## THE TASK
Leaving the pictures aside, repeat every line below exactly.

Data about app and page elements
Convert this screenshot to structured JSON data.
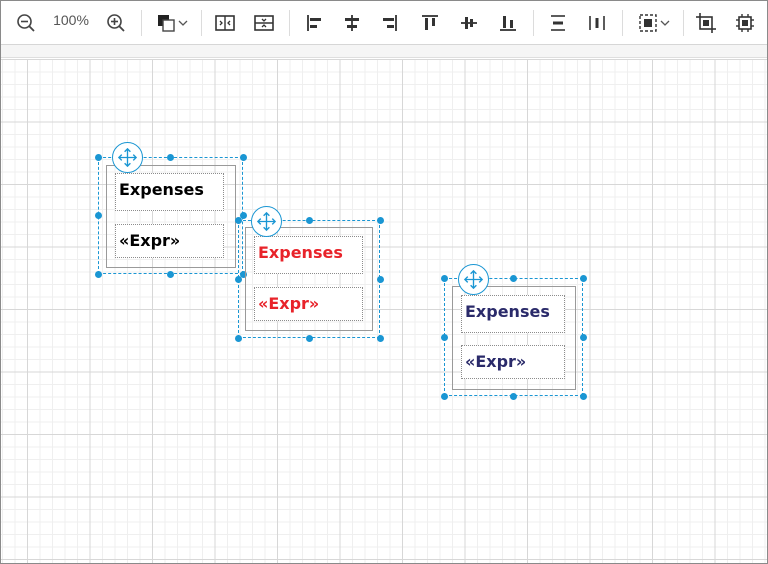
{
  "toolbar": {
    "zoom_level": "100%",
    "icons": [
      "zoom-out-icon",
      "zoom-in-icon",
      "fill-color-icon",
      "chevron-down-icon",
      "split-horizontal-icon",
      "split-vertical-icon",
      "align-left-icon",
      "align-center-icon",
      "align-right-icon",
      "align-top-icon",
      "align-middle-icon",
      "align-bottom-icon",
      "distribute-vertical-icon",
      "distribute-horizontal-icon",
      "select-icon",
      "crop-icon",
      "fit-icon"
    ]
  },
  "colors": {
    "selection": "#1a96d3",
    "node1_text": "#000000",
    "node2_text": "#e8232a",
    "node3_text": "#2a2a6a"
  },
  "nodes": [
    {
      "header": "Expenses",
      "body": "«Expr»"
    },
    {
      "header": "Expenses",
      "body": "«Expr»"
    },
    {
      "header": "Expenses",
      "body": "«Expr»"
    }
  ]
}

## EXERCISE RESPONSE
Convert this screenshot to structured JSON data.
{
  "toolbar": {
    "zoom_level": "100%",
    "icons": [
      "zoom-out-icon",
      "zoom-in-icon",
      "fill-color-icon",
      "chevron-down-icon",
      "split-horizontal-icon",
      "split-vertical-icon",
      "align-left-icon",
      "align-center-icon",
      "align-right-icon",
      "align-top-icon",
      "align-middle-icon",
      "align-bottom-icon",
      "distribute-vertical-icon",
      "distribute-horizontal-icon",
      "select-icon",
      "crop-icon",
      "fit-icon"
    ]
  },
  "colors": {
    "selection": "#1a96d3",
    "node1_text": "#000000",
    "node2_text": "#e8232a",
    "node3_text": "#2a2a6a"
  },
  "nodes": [
    {
      "header": "Expenses",
      "body": "«Expr»"
    },
    {
      "header": "Expenses",
      "body": "«Expr»"
    },
    {
      "header": "Expenses",
      "body": "«Expr»"
    }
  ]
}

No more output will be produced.